Hammond should start by using his Autumn Statement to correct the anomaly that local roads will not receive any monies from the new vehicle excise duty road fund announced by the previous Chancellor, George Osborne.
The new fund, to be introduced in 2017, is only for trunk roads and motorways. It will not be available for local roads despite their representing 98% of the UK road network.
“Decades of under-investment that has left our local roads in a continuing state of decline,” said Howard Robinson, RSTA Chief Executive. “The Chancellor should demonstrate that he understands the importance of the local road network and announce that the road fund should be used to invest in both the national and local road network.”

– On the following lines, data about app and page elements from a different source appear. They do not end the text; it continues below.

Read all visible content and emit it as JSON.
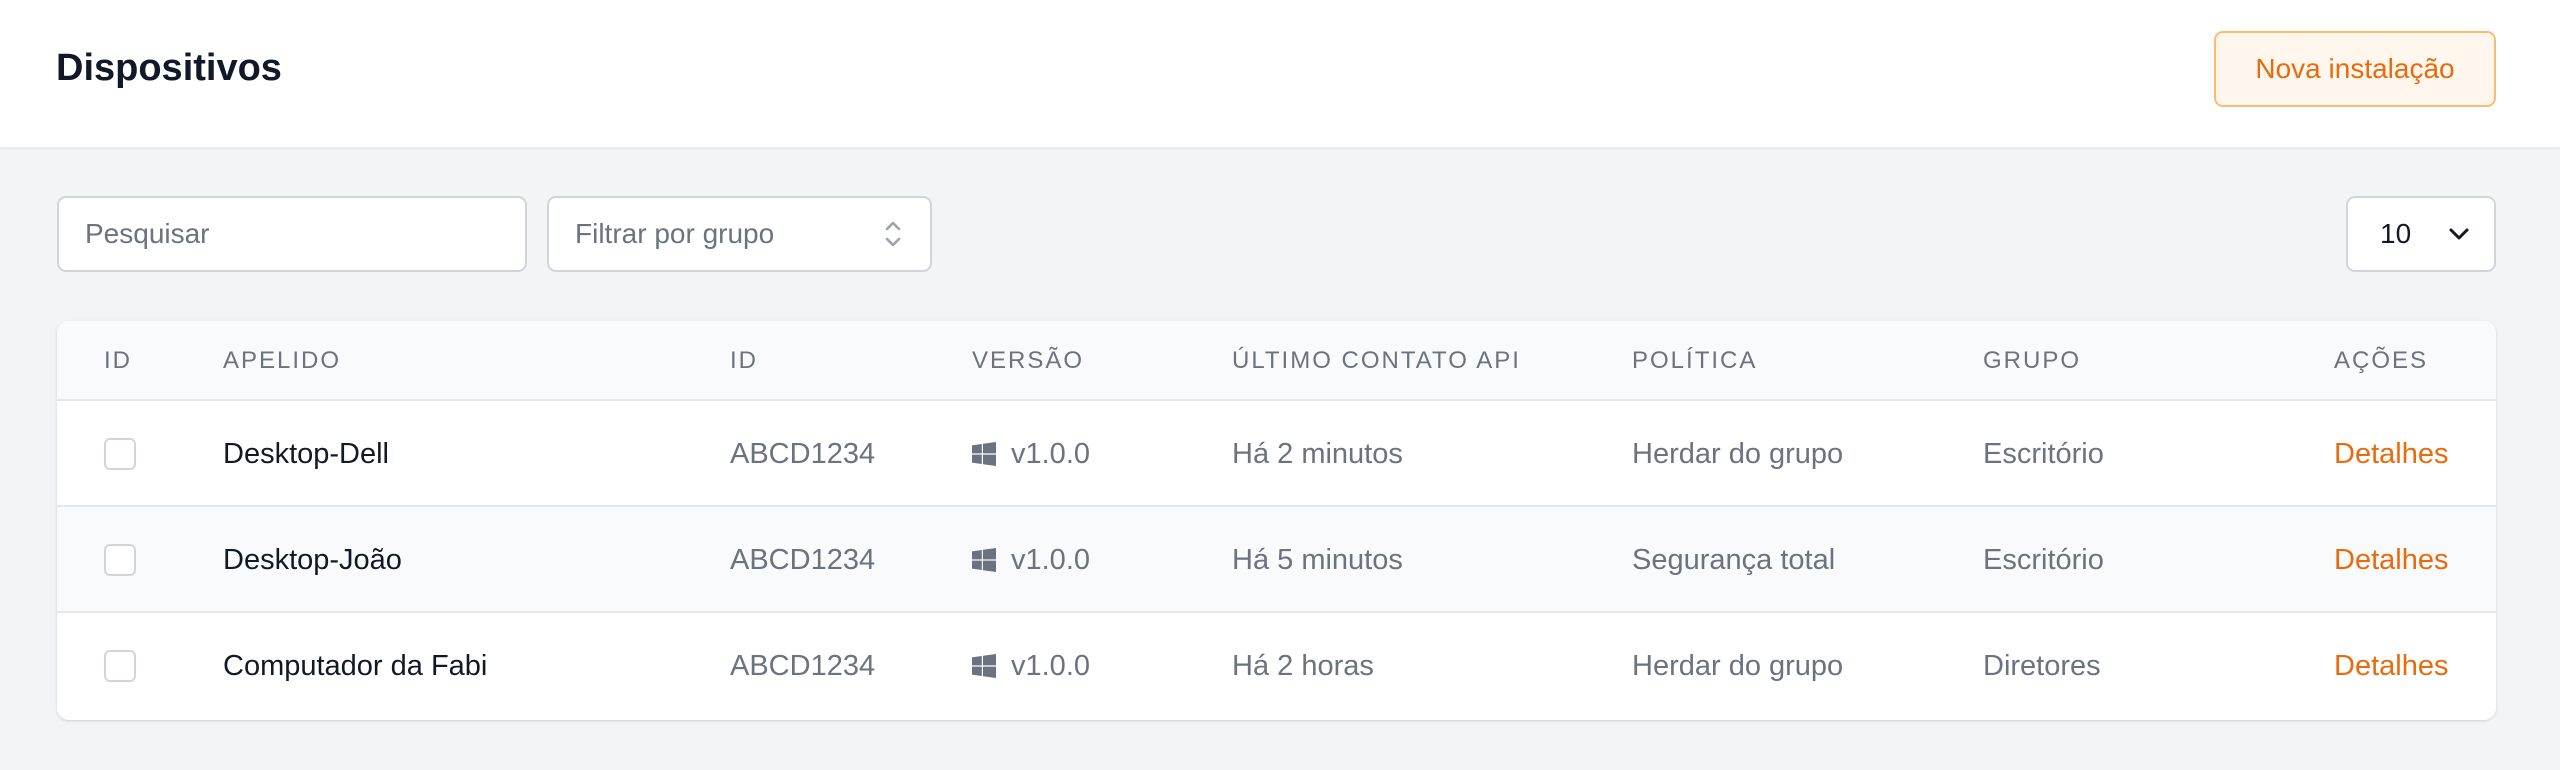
{
  "header": {
    "title": "Dispositivos",
    "new_install_label": "Nova instalação"
  },
  "filters": {
    "search_placeholder": "Pesquisar",
    "group_placeholder": "Filtrar por grupo",
    "group_icon": "chevron-up-down-icon",
    "page_size": "10",
    "page_size_icon": "chevron-down-icon"
  },
  "table": {
    "columns": [
      "ID",
      "Apelido",
      "ID",
      "Versão",
      "Último contato API",
      "Política",
      "Grupo",
      "Ações"
    ],
    "os_icon": "windows-icon",
    "rows": [
      {
        "nickname": "Desktop-Dell",
        "id": "ABCD1234",
        "version": "v1.0.0",
        "last_contact": "Há 2 minutos",
        "policy": "Herdar do grupo",
        "group": "Escritório",
        "action": "Detalhes"
      },
      {
        "nickname": "Desktop-João",
        "id": "ABCD1234",
        "version": "v1.0.0",
        "last_contact": "Há 5 minutos",
        "policy": "Segurança total",
        "group": "Escritório",
        "action": "Detalhes"
      },
      {
        "nickname": "Computador da Fabi",
        "id": "ABCD1234",
        "version": "v1.0.0",
        "last_contact": "Há 2 horas",
        "policy": "Herdar do grupo",
        "group": "Diretores",
        "action": "Detalhes"
      }
    ]
  },
  "colors": {
    "accent": "#ea6a0c",
    "accent_border": "#fdba74",
    "accent_bg": "#fff7ed",
    "page_bg": "#f3f4f6"
  }
}
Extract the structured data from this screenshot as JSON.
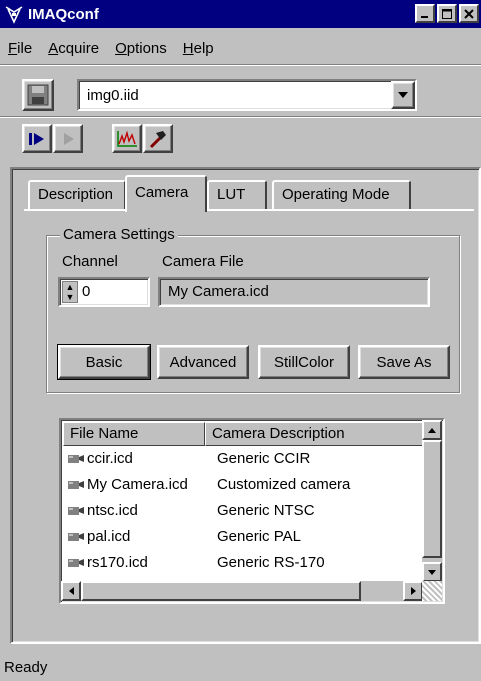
{
  "window": {
    "title": "IMAQconf"
  },
  "menu": [
    {
      "label": "File",
      "accel": "F",
      "rest": "ile"
    },
    {
      "label": "Acquire",
      "accel": "A",
      "rest": "cquire"
    },
    {
      "label": "Options",
      "accel": "O",
      "rest": "ptions"
    },
    {
      "label": "Help",
      "accel": "H",
      "rest": "elp"
    }
  ],
  "toolbar": {
    "interface_file": "img0.iid"
  },
  "tabs": [
    "Description",
    "Camera",
    "LUT",
    "Operating Mode"
  ],
  "camera_settings": {
    "group_title": "Camera Settings",
    "channel_label": "Channel",
    "camera_file_label": "Camera File",
    "channel_value": "0",
    "camera_file_value": "My Camera.icd"
  },
  "buttons": {
    "basic": "Basic",
    "advanced": "Advanced",
    "stillcolor": "StillColor",
    "save_as": "Save As"
  },
  "file_list": {
    "columns": [
      "File Name",
      "Camera Description"
    ],
    "rows": [
      {
        "name": "ccir.icd",
        "desc": "Generic CCIR"
      },
      {
        "name": "My Camera.icd",
        "desc": "Customized camera"
      },
      {
        "name": "ntsc.icd",
        "desc": "Generic NTSC"
      },
      {
        "name": "pal.icd",
        "desc": "Generic PAL"
      },
      {
        "name": "rs170.icd",
        "desc": "Generic RS-170"
      }
    ]
  },
  "status": {
    "text": "Ready"
  }
}
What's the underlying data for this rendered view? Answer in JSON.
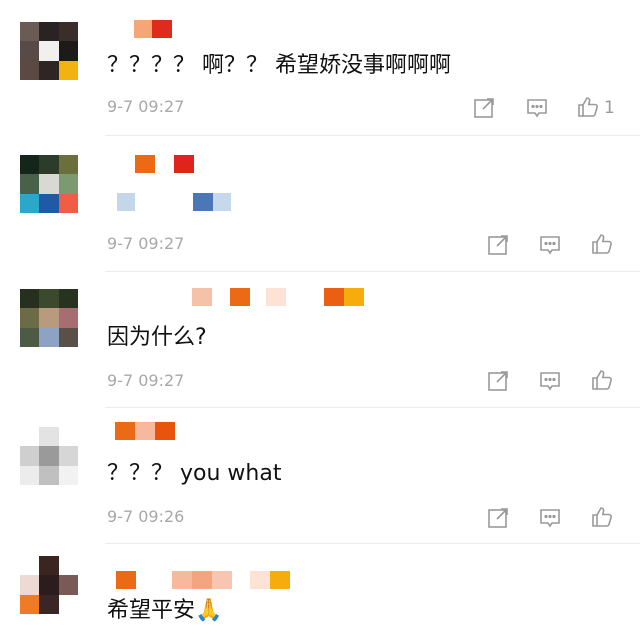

The Government is committed to providing £6 billion from 2015 to 2021 for local road maintenance however over the same period drivers in England will provide over £30 billion in vehicle excise duty. “The huge discrepancy between what motorists pay in tax and what is spent on maintaining the roads that they pay tax to drive on should be addressed,” said Robinson.
Cash strapped local highway authorities are doing what they can and over the last year they have filled in over 2 million potholes. However, the lack of assured real long-term funding means that much of this is expensive reactive repair rather than cost-effective preventative maintenance that would have prevented the potholes from forming in the first place. This has long been the logical economic argument forwarded by the road maintenance industry. It costs only £2m2 to surface dress and maintain a road but costs an average £57m2 to repair one pothole.
“The case for funding a well-maintained road network is strong. The Chancellor should use his Autumn Statement to make that case,” said Robinson. “If the Chancellor wants a positive economic legacy then he should provide real levels of investment in local roads and work with local authorities to develop long-term funding mechanisms that enable the implementation of programmes of planned maintenance.”